(DATA FOR THIS EXERCISE begins)
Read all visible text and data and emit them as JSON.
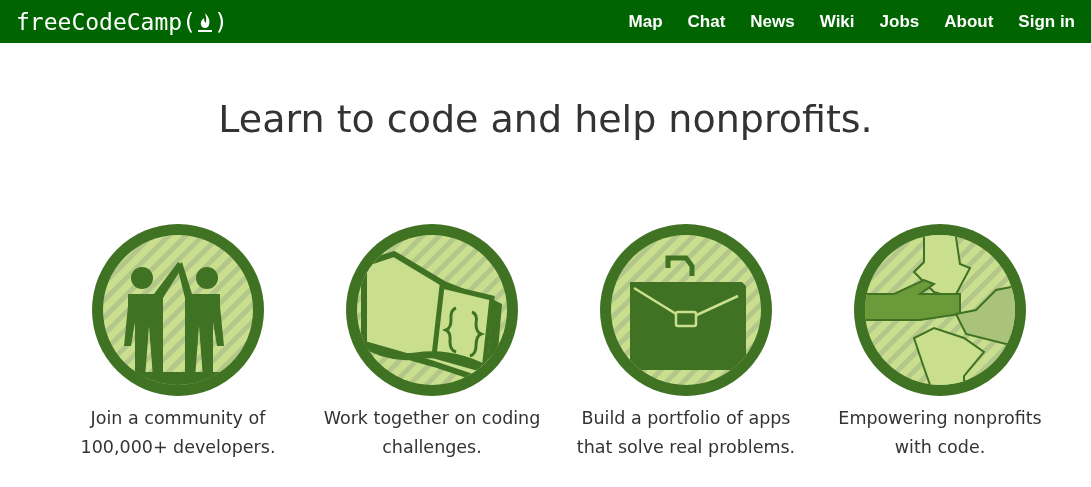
{
  "logo": {
    "before": "freeCodeCamp(",
    "after": ")"
  },
  "nav": [
    "Map",
    "Chat",
    "News",
    "Wiki",
    "Jobs",
    "About",
    "Sign in"
  ],
  "headline": "Learn to code and help nonprofits.",
  "features": [
    {
      "kind": "people",
      "lines": [
        "Join a community of",
        "100,000+ developers."
      ]
    },
    {
      "kind": "book",
      "lines": [
        "Work together on coding",
        "challenges."
      ]
    },
    {
      "kind": "briefcase",
      "lines": [
        "Build a portfolio of apps",
        "that solve real problems."
      ]
    },
    {
      "kind": "hands",
      "lines": [
        "Empowering nonprofits",
        "with code."
      ]
    }
  ]
}
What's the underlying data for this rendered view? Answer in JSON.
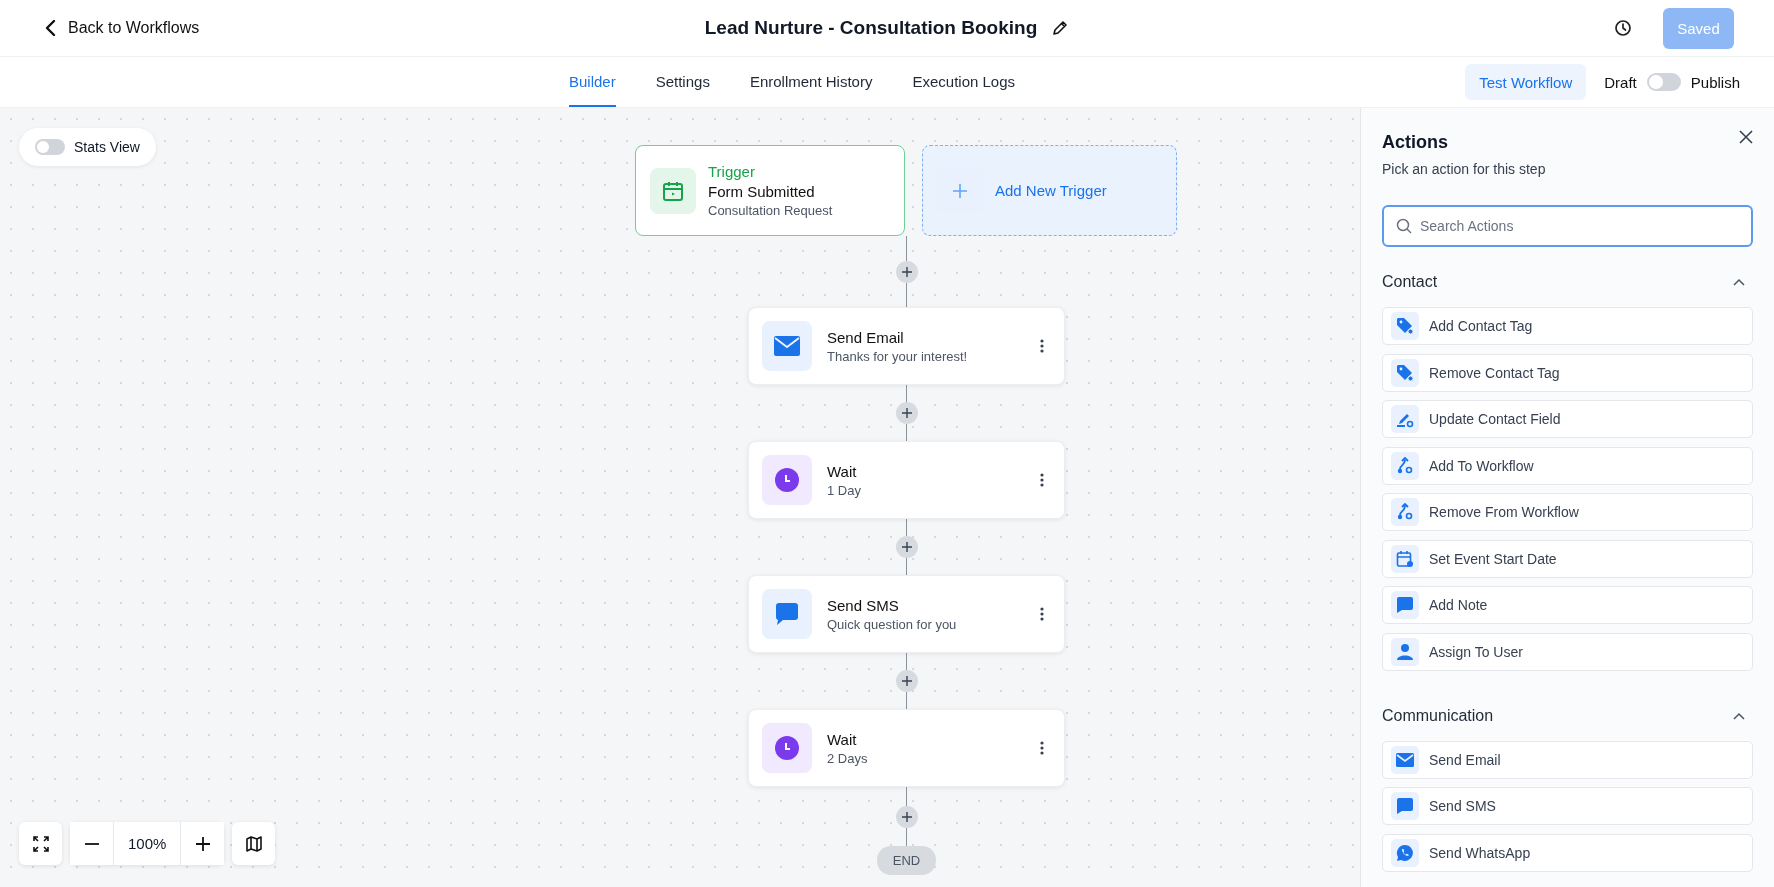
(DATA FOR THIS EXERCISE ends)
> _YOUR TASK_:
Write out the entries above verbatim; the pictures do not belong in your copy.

> _COMPLETED TASK_:
Read all visible text and data and emit them as JSON.
{
  "logo": {
    "before": "freeCodeCamp(",
    "after": ")"
  },
  "nav": [
    "Map",
    "Chat",
    "News",
    "Wiki",
    "Jobs",
    "About",
    "Sign in"
  ],
  "headline": "Learn to code and help nonprofits.",
  "features": [
    {
      "kind": "people",
      "lines": [
        "Join a community of",
        "100,000+ developers."
      ]
    },
    {
      "kind": "book",
      "lines": [
        "Work together on coding",
        "challenges."
      ]
    },
    {
      "kind": "briefcase",
      "lines": [
        "Build a portfolio of apps",
        "that solve real problems."
      ]
    },
    {
      "kind": "hands",
      "lines": [
        "Empowering nonprofits",
        "with code."
      ]
    }
  ]
}
What's the underlying data for this rendered view? Answer in JSON.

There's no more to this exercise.